One now finds some of them signing such petitions. This, one hopes, exposes the fallacy of their earlier position on academic freedom, which is still quite widespread.
Is it at all possible, also desirable, to divide freedom into compartments? Can we, and should we, divide freedom into such hermetic compartments? Such as freedom of the press, the independence of the judiciary, freedom of religion, right of freedom to protest without fear, and of course academic freedom?
Ultimately they all are but aspects of the freedom of mind. In Tagore’s memorable words, this is the broad domain where ‘the mind is without fear, and the head is held high’.
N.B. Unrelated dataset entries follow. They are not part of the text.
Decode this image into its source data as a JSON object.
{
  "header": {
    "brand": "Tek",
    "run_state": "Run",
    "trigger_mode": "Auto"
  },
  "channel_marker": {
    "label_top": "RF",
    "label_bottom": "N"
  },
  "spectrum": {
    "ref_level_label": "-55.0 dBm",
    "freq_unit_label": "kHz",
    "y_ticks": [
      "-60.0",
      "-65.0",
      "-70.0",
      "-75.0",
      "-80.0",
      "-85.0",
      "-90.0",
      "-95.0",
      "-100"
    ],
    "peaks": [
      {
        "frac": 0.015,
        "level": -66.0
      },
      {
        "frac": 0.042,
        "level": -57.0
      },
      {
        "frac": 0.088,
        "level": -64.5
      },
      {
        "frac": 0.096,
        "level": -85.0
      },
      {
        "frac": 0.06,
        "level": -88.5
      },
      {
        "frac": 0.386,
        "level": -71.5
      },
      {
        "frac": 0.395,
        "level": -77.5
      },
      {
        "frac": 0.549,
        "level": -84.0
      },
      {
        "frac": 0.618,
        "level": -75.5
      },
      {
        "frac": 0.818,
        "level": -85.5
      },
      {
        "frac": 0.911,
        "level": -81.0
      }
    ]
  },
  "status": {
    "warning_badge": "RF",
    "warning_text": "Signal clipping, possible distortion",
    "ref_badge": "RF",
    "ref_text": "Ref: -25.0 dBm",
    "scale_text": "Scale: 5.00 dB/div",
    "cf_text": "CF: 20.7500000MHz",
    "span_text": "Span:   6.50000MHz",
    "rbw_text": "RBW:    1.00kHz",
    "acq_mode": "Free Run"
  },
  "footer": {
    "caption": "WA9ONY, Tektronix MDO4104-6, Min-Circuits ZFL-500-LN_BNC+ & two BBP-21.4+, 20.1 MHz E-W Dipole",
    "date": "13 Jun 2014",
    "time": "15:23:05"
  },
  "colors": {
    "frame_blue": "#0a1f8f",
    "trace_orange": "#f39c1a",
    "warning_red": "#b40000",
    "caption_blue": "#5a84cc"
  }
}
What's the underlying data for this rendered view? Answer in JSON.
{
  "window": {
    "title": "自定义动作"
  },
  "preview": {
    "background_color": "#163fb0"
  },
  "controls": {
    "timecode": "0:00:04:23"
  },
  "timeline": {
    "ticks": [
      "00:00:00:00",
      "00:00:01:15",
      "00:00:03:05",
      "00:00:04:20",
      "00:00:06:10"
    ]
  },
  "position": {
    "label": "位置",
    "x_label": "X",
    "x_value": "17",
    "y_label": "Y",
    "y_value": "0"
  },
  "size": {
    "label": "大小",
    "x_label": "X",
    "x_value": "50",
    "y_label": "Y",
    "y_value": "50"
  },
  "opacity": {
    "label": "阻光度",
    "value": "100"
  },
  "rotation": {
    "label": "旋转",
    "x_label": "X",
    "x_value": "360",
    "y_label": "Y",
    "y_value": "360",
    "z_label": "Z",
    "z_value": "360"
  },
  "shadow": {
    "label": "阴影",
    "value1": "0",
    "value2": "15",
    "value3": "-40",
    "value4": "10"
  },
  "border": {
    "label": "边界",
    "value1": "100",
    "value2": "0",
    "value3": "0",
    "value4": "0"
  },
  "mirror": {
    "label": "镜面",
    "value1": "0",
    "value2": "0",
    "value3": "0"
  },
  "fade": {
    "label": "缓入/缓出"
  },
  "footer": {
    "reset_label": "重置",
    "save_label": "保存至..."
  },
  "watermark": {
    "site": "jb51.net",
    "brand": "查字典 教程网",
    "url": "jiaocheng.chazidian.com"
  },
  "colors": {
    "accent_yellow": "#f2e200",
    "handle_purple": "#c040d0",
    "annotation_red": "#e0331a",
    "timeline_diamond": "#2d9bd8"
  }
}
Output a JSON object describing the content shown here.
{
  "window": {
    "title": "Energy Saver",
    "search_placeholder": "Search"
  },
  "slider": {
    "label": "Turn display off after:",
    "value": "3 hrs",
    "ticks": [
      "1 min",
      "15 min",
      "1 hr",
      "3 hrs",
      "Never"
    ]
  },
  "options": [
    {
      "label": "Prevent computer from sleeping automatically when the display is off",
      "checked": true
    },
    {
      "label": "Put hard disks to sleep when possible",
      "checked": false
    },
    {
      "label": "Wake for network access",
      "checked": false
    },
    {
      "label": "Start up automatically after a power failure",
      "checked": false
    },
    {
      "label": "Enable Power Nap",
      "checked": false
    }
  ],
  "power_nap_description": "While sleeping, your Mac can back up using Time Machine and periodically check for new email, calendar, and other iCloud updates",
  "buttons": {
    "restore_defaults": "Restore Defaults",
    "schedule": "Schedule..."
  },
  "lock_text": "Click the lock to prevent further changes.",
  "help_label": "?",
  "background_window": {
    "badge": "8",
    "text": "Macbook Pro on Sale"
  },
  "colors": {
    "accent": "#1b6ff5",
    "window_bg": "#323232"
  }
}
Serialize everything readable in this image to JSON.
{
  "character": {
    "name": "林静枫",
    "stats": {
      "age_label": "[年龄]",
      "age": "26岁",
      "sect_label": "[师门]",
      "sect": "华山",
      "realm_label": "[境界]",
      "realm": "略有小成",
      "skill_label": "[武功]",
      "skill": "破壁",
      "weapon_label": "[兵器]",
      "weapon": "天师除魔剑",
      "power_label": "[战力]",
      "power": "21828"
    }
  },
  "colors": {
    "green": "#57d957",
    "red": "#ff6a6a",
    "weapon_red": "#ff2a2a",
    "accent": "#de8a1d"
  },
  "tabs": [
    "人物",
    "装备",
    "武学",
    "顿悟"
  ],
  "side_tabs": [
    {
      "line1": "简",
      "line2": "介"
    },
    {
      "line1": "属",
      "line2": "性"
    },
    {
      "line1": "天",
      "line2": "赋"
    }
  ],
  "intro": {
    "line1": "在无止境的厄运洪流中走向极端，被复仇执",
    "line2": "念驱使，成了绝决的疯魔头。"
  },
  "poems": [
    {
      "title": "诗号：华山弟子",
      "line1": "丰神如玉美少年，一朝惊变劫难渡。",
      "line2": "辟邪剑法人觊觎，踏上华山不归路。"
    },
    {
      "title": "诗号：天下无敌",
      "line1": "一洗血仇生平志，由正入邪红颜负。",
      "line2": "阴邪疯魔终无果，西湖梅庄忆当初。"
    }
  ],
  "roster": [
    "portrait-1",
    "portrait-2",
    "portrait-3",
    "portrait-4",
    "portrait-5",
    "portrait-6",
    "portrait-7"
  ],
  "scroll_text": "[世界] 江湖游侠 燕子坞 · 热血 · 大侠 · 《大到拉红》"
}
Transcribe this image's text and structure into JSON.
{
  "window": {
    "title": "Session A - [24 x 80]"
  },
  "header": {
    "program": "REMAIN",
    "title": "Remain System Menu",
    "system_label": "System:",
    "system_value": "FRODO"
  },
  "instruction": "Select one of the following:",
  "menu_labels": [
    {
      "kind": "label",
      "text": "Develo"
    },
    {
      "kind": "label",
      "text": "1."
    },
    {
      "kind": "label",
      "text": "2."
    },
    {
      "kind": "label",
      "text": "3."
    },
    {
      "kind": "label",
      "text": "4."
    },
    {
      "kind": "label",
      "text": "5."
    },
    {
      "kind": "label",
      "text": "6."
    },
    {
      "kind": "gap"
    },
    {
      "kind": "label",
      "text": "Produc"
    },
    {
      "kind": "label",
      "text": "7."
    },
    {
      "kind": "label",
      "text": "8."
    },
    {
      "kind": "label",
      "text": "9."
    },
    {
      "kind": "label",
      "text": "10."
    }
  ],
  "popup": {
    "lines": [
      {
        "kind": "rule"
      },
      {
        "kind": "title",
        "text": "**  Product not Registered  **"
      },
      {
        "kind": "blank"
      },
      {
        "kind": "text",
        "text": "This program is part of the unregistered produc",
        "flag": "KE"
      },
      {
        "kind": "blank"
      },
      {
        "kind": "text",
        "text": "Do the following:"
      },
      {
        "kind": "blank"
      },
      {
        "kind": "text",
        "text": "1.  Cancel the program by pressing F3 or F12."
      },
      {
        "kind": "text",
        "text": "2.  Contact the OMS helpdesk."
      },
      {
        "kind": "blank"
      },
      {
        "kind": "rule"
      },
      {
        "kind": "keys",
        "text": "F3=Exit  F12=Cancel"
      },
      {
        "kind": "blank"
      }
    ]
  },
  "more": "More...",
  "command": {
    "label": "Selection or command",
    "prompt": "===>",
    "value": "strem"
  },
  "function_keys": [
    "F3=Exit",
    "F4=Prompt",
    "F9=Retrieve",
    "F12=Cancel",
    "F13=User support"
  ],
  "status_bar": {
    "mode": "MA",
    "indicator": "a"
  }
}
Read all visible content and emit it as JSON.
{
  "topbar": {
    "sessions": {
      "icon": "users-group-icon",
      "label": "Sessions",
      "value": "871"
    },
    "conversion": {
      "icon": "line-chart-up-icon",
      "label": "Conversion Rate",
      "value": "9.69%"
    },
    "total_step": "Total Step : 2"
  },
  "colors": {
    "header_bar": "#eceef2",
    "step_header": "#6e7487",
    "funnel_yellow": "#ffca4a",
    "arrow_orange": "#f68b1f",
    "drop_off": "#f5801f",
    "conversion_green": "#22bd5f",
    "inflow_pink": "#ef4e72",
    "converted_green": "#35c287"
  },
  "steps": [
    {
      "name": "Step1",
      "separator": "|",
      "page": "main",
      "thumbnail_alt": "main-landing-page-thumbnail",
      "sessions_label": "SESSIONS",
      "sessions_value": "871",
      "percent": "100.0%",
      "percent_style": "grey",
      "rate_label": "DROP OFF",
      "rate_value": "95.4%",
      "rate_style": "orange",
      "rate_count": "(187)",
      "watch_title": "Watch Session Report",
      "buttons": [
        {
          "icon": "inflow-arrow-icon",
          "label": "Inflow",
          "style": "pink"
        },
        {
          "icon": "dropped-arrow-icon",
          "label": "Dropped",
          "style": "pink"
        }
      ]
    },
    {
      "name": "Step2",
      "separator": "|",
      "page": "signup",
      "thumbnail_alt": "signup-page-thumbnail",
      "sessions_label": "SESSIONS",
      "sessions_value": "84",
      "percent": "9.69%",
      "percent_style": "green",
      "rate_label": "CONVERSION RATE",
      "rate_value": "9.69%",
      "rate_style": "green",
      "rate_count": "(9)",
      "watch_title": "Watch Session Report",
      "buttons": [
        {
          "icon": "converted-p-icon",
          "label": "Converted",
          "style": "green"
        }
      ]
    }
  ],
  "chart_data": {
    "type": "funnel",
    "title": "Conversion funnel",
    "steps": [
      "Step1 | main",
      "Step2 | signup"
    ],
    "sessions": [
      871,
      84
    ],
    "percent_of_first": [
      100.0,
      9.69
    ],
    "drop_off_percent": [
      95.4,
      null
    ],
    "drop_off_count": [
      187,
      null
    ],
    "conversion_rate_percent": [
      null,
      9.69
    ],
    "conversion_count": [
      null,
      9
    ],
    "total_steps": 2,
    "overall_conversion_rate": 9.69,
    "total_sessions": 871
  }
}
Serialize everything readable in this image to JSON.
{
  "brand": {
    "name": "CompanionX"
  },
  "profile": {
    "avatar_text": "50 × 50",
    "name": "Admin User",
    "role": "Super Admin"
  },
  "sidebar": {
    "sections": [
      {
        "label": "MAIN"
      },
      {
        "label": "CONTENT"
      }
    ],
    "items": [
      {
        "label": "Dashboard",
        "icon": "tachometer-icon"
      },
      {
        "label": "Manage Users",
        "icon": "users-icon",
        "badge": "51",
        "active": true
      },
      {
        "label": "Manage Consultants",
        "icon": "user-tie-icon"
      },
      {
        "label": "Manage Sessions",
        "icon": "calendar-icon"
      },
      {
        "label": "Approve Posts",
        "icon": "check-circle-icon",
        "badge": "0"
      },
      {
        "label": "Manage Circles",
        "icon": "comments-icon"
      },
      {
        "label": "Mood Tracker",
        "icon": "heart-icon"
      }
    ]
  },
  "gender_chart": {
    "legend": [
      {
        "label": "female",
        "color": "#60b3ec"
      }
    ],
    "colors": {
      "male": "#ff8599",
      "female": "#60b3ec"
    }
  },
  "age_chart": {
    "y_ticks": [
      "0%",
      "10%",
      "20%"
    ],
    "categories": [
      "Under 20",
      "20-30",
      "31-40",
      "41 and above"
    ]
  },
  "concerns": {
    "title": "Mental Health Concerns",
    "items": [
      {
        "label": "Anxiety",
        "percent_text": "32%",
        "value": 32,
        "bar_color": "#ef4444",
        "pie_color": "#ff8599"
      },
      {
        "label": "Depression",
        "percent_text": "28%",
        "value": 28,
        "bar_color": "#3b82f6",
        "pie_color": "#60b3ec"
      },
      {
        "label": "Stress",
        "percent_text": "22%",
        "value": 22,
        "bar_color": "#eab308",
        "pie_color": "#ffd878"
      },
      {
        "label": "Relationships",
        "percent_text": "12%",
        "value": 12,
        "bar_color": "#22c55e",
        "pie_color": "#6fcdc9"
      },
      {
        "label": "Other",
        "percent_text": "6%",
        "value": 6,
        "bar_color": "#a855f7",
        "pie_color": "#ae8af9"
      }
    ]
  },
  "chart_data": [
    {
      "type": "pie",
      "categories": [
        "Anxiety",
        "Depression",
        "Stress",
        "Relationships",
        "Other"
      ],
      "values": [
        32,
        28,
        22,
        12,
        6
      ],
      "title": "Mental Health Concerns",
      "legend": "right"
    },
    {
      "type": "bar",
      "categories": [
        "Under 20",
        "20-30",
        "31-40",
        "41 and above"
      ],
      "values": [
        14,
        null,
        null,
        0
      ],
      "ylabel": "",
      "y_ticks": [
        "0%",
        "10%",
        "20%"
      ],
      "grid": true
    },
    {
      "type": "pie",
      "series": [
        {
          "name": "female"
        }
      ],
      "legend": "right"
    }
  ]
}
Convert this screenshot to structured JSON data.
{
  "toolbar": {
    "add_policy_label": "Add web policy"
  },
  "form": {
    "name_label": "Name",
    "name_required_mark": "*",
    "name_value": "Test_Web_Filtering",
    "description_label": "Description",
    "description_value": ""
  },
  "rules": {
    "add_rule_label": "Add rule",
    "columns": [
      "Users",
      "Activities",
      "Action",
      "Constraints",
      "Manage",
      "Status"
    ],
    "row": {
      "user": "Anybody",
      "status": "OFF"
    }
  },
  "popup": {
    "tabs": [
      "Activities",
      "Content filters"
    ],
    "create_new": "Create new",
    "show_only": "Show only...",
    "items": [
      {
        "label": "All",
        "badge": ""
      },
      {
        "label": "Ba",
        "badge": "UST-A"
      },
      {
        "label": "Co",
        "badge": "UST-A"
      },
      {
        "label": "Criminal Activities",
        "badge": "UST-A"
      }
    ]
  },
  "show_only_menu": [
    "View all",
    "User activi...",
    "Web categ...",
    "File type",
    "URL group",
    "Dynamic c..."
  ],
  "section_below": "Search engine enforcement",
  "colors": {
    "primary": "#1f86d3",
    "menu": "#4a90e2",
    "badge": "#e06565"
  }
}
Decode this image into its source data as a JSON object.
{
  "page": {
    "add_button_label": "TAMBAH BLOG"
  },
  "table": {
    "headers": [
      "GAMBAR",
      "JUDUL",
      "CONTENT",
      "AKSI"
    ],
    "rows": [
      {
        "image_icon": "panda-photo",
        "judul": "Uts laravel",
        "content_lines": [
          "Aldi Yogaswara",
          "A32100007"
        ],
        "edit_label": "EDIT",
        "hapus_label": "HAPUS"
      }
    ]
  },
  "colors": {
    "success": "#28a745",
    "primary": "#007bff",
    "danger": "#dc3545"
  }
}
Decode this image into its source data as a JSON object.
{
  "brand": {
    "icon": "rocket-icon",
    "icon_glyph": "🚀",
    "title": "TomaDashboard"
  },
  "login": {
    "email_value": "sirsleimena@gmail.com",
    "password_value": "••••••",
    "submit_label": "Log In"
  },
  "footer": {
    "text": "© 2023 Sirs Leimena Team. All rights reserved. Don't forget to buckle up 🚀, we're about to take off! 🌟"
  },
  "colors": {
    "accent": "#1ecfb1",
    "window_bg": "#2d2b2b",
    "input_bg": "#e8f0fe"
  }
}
And history has recorded numberless tyrannies that had stumbled on this rock and though thriving for some time had fallen flat never to get back on their feet.
Democracy is a resolute commitment to this universal freedom to all aspects of life.
It is not absolute, but the limits are those that are acknowledged by all without any reservation.
If one pleads for freedom in his or her sphere of life, this must come with the unhesitating grant of freedom in other spheres.
That entails the condition that you do not fail to rally round to any group fighting for freedom in deadly earnest, as when labour are fighting for their hard-earned bargaining rights.
Freedom can’t be the comfort zone where scholars wrestle with their problems without restraint, evincing little interest in the failure of courts to deliver speedy and effective verdicts.
The independence of the judiciary does not depend on blemishless judgments drawing strength from some perennial source of undefiled and impartial judiciary wisdom that prompts totally objective conclusions.
When world opinion condemns your lack of freedom, one does not blankly allege some conspiracy to defame the country, because you had partaken of the freedom of UN forums to criticise other countries found wanting in basic freedoms.
The enemies of freedom make no such mistake. They hound out the free spirit out of every such slot by turns, and infiltrates their own henchmen.
They turn upside down the whole edifice of freedom and revel in the vacancy as something they can inscribe their writ on.
There is a struggle for freedom raging everywhere, and one does not enjoy the luxury of watching from the safety of one’s turf, hands in pockets.
Guwahati-based Hiren Gohain is a former Gauhati University professor and a well-known commentator on social and political affairs